Quantum Computers have cryptographers worried that our concepts of modern cryptography will soon become obsolete. We've mentioned these concepts before. Quantum computers like the D-Wave X2 utilize bits that exist in superposition. In other words, bits of 1 or 0 can also be 1 and 0. The Quantum Midichlorians are strong with that droid. So strong, in fact, that modern cryptography was given a shelf life back in the 1990's when Peter Shore wrote a quantum algorithm that single-handedly cracked encryption based on integer factorisation and discrete logarithms. Like Lord Vader versus the last remaining Jedi, the RSA and the Diffie-Hellman key exchange were destroyed in a single tactical strike. Since then, other algorithms have emerged that improve upon his work. In 2012, through adiabatic quantum computation, researchers were able to modify an algorithm and successfully factor numbers as large as 56k. It would seem that with the advent of Quantum Computing, cryptography's days are numbered.
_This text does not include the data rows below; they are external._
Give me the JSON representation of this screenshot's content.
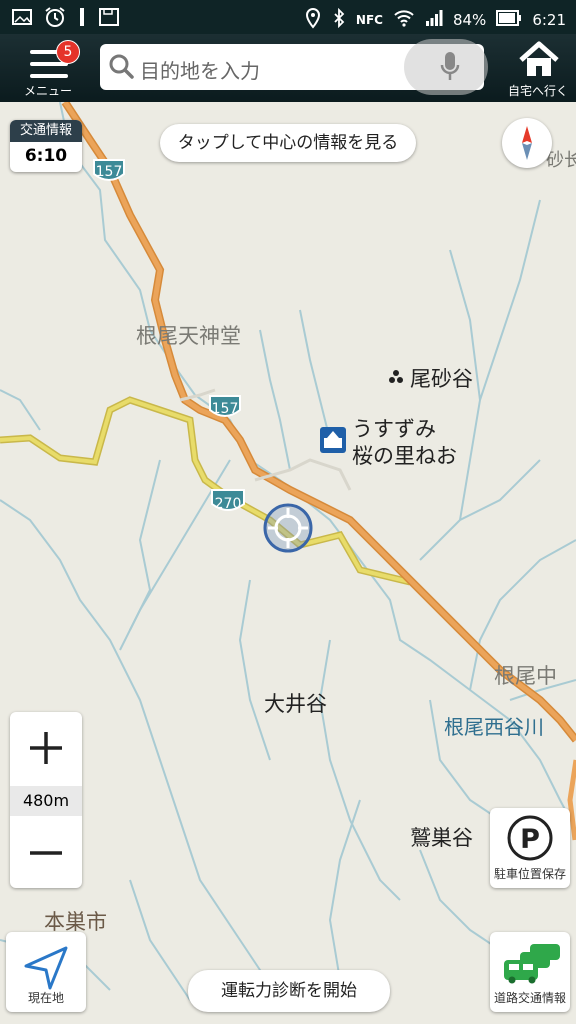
{
  "status_bar": {
    "battery": "84%",
    "time": "6:21",
    "nfc": "NFC",
    "icons": [
      "image-icon",
      "alarm-icon",
      "sim-icon",
      "save-icon",
      "location-icon",
      "bluetooth-icon",
      "wifi-icon",
      "signal-icon",
      "battery-icon"
    ]
  },
  "toolbar": {
    "menu_label": "メニュー",
    "menu_badge": "5",
    "search_placeholder": "目的地を入力",
    "home_label": "自宅へ行く"
  },
  "map": {
    "traffic_info_title": "交通情報",
    "traffic_info_time": "6:10",
    "center_info_button": "タップして中心の情報を見る",
    "scale": "480m",
    "current_location_label": "現在地",
    "drive_diagnosis_button": "運転力診断を開始",
    "parking_label": "駐車位置保存",
    "road_traffic_label": "道路交通情報",
    "parking_glyph": "P",
    "places": {
      "neo_tenjindo": "根尾天神堂",
      "neo_sunatani": "尾砂谷",
      "usuzumi_1": "うすずみ",
      "usuzumi_2": "桜の里ねお",
      "oidani": "大井谷",
      "neo_naka": "根尾中",
      "neo_nishitanigawa": "根尾西谷川",
      "wasudani": "鷲巣谷",
      "motosu_shi": "本巣市",
      "edge_partial": "砂长"
    },
    "routes": [
      "157",
      "157",
      "270"
    ],
    "colors": {
      "national_road": "#e39a4a",
      "prefectural_road": "#e3d45a",
      "river": "#a9cbd3",
      "land": "#ecebe3",
      "route_shield": "#3d8a97"
    }
  }
}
Don't give up hope yet. Cryptographers are dedicating maximum effort to protect encryption as we know it. Through Quantum-Resistant Ciphers we may be able to keep our current devices and eliminate the hidden sub group problems that Quantum Computers easily solve. If those ciphers were made to utilize true Quantum principles then our data would be protected by fighting fire with fire. Human ingenuity for the win!
Some aren't so optimistic...
- David Kahn "The Codebreakers"
"Few false ideas have more firmly gripped the minds of so many intelligent men than the one that, if they just tried, they could invent a cipher that no one could break."